Meanwhile, the International Atomic Energy Agency reports that Iran added 17.6 kilograms (38.8 pounds) of uranium enriched up to 20% to its stockpile as of Feb. 16 — far past the 3.67% purity allowed under the JCPOA.
“In the end, Iran needs to understand that what’s important is to de-escalate and accept the offer of diplomacy that’s on the table, including from the United States,” Maas says.
The Health Ministry has banned the sale of fish or any seafood from the Israel’s Mediterranean shore until further notice due to the major oil spill that has inundated Israel’s coast with black tar.
The ministry says there is no current evidence of a health hazard in seafood, but it is awaiting test results from labs.
The spill is believed to have caused the deaths of marine wildlife.
Earlier today the Environmental Protection Ministry launched a major operation to dispose of tons of tar scraped so far from the country’s beaches in an ongoing cleanup following the huge spill that severely contaminated most of Israel’s Mediterranean coastline.
US State Department spokesman Ned Price avoids giving a US commitment that the capital of a future Palestinian state will be in East Jerusalem.
Pressed on the matter at the daily press briefing, Price dodges and instead regurgitates an old statement offering support for a two-state solution.

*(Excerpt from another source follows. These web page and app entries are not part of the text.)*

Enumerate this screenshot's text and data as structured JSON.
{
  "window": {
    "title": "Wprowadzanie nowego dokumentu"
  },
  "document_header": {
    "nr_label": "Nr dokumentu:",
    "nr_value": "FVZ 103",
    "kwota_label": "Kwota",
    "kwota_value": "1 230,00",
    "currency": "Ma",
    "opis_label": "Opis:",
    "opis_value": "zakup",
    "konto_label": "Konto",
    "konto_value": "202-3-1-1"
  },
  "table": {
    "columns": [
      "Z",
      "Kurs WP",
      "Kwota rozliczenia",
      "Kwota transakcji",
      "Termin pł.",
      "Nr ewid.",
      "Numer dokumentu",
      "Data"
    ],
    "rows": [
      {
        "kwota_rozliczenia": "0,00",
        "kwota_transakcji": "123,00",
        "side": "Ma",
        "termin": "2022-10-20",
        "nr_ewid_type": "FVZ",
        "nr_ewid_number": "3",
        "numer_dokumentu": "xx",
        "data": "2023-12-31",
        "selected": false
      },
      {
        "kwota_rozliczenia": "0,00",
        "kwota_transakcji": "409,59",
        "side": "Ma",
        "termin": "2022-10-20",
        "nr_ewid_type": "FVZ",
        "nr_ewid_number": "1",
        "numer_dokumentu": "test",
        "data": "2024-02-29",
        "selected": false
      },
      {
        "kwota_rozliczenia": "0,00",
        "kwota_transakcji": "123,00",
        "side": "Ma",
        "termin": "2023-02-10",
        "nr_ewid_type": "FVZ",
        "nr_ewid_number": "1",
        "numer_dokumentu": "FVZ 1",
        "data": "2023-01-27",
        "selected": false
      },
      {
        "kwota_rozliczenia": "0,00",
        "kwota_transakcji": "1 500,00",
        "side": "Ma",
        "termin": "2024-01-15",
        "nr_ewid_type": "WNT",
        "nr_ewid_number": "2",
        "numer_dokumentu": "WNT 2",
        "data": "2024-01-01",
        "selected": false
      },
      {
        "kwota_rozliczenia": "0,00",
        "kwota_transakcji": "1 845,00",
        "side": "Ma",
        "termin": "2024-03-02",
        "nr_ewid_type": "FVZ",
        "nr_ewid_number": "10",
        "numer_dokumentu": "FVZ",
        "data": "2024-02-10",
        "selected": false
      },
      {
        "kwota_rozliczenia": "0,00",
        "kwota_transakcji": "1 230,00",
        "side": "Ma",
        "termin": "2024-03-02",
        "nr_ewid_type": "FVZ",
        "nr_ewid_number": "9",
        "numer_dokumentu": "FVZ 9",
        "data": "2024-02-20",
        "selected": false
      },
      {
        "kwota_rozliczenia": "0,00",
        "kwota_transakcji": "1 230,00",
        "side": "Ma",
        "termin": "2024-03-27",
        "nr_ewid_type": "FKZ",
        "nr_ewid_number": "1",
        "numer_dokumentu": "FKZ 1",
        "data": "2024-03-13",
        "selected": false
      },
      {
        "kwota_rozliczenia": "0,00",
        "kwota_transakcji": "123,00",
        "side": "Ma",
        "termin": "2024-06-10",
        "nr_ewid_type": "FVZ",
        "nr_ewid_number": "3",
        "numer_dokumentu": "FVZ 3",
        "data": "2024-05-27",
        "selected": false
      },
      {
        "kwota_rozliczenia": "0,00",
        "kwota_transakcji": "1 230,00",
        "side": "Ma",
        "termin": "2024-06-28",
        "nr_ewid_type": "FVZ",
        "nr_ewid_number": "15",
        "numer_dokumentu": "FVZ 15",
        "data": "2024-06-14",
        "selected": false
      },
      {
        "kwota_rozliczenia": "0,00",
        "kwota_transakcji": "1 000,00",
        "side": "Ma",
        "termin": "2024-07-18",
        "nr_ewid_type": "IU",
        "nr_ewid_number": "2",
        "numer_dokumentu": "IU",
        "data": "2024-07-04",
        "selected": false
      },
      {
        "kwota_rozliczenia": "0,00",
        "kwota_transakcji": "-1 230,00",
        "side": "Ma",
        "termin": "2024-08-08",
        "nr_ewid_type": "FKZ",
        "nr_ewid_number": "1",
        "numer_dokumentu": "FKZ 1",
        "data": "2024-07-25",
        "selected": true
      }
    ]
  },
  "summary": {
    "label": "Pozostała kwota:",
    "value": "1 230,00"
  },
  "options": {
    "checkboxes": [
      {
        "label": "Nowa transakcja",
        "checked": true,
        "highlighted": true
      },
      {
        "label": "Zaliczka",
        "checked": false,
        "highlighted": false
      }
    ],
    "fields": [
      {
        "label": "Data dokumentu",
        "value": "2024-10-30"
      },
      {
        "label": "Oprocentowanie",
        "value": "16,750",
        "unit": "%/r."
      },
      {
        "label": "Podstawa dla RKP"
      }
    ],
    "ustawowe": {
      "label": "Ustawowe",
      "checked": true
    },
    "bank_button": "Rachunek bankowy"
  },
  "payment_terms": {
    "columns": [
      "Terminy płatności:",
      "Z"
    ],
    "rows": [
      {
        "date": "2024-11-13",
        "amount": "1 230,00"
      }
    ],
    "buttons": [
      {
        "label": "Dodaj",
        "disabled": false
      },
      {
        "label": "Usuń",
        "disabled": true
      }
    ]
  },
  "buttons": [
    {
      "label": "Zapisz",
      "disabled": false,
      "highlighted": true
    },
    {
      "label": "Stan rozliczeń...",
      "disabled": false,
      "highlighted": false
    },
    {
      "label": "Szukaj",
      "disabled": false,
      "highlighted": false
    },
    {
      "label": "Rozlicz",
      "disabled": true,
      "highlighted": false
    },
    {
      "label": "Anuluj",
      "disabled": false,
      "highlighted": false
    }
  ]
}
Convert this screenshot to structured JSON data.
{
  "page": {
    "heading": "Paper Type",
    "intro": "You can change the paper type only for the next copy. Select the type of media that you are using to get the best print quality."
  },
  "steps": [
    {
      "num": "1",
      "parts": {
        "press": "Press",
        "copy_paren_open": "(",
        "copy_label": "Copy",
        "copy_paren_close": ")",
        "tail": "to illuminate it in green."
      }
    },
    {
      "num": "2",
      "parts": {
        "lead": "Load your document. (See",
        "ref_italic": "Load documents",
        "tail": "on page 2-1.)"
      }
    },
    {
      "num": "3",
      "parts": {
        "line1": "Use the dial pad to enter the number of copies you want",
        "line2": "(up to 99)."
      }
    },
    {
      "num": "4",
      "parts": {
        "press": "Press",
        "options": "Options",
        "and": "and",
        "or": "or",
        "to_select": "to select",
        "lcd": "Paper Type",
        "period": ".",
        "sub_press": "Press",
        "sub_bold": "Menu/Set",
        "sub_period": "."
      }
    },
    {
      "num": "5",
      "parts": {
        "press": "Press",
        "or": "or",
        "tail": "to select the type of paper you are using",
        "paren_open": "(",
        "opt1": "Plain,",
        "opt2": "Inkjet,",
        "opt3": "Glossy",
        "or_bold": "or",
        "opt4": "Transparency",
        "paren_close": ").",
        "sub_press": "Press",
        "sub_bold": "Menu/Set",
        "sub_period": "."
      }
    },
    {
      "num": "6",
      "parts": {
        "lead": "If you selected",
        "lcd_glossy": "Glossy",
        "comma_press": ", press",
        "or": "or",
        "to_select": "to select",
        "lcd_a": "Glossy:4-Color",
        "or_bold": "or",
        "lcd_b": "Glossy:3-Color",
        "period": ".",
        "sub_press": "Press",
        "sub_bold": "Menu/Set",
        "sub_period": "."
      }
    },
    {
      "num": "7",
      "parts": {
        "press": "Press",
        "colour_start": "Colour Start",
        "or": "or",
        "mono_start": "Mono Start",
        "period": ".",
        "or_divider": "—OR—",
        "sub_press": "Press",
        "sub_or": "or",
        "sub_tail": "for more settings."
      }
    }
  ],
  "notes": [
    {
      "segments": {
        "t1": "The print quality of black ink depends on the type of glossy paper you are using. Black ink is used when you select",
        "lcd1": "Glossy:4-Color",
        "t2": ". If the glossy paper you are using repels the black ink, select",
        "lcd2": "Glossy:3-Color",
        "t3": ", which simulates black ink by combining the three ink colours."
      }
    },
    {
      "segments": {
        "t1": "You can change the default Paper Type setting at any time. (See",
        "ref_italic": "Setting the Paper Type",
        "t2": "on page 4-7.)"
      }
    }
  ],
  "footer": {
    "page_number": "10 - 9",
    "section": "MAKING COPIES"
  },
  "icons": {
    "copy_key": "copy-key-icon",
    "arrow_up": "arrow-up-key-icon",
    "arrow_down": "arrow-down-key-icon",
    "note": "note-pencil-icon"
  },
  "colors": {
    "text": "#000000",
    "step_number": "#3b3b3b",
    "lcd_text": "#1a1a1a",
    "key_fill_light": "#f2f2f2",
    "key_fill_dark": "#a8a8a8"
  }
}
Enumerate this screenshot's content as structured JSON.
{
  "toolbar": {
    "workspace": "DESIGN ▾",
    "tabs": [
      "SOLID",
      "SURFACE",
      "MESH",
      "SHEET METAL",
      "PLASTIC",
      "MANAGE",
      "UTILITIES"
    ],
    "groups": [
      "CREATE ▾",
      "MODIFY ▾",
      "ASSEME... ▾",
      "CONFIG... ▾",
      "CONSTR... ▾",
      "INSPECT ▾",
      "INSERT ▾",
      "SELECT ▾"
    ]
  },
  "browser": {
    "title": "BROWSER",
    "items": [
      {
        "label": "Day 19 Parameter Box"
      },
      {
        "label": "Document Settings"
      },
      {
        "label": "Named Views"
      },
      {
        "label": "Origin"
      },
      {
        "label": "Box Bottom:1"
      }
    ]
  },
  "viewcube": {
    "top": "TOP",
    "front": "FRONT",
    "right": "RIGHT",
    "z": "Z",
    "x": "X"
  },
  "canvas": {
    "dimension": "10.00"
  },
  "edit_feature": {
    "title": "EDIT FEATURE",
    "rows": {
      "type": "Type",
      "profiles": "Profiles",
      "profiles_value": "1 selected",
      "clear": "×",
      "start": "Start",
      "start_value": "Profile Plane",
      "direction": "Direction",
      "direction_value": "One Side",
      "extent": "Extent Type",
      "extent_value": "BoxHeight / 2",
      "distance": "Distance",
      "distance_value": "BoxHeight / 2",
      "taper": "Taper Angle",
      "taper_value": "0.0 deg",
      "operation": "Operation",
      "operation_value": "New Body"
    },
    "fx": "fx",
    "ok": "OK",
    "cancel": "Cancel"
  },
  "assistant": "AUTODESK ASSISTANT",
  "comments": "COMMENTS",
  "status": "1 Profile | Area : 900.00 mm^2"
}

“The Biden administration believes that the two-state solution is the best way to ensure Israel’s identity as a Jewish and democratic state while living in peace alongside a viable and democratic Palestinian state. That is precisely why the two-state solution continues to be the crux of how we view the conflict and where we believe — and how we believe the conflict should be resolved,” he says.
Secretary of State Antony Blinken was asked about the matter during a CNN interview earlier this month and similarly avoided answering.
“Look, what we have to see happen is for the parties to get together directly and negotiate these so-called final status issues. That’s the objective. And as I said, we’re unfortunately a ways away from that at this point in time,” Blinken said then.
A US intelligence report on the murder of journalist Jamal Khashoggi in the Saudi consulate in Istanbul will be out “soon,” the White House says.
Press Secretary Jen Psaki says that President Joe Biden is also due to speak “soon” with Saudi Arabia’s King Salman.
Psaki would not confirm a report in Axios that the Biden call with Salman will take place today and that the unclassified intelligence report will be published tomorrow.
Khashoggi, a Saudi who wrote for The Washington Post and was a US resident, was killed and dismembered in 2018 inside the Saudi consulate in Istanbul.
The CIA has directly linked Saudi Arabia’s de facto leader Crown Prince Mohammed bin Salman to the murder. He has accepted overall responsibility, as his country’s leader, but denies a personal link.
I’ll tell you the truth: Life here in Israel isn’t always easy. But it's full of beauty and meaning.
I'm proud to work at The Times of Israel alongside colleagues who pour their hearts into their work day in, day out, to capture the complexity of this extraordinary place.
I believe our reporting sets an important tone of honesty and decency that's essential to understand what's really happening in Israel. It takes a lot of time, commitment and hard work from our team to get this right.
Your support, through membership in The Times of Israel Community, enables us to continue our work. Would you join our Community today?
Sarah Tuttle Singer, New Media Editor
We’re really pleased that you’ve read X Times of Israel articles in the past month.
That’s why we come to work every day - to provide discerning readers like you with must-read coverage of Israel and the Jewish world.
So now we have a request. Unlike other news outlets, we haven’t put up a paywall. But as the journalism we do is costly, we invite readers for whom The Times of Israel has become important to help support our work by joining The Times of Israel Community.
For as little as $6 a month you can help support our quality journalism while enjoying The Times of Israel AD-FREE, as well as accessing exclusive content available only to Times of Israel Community members.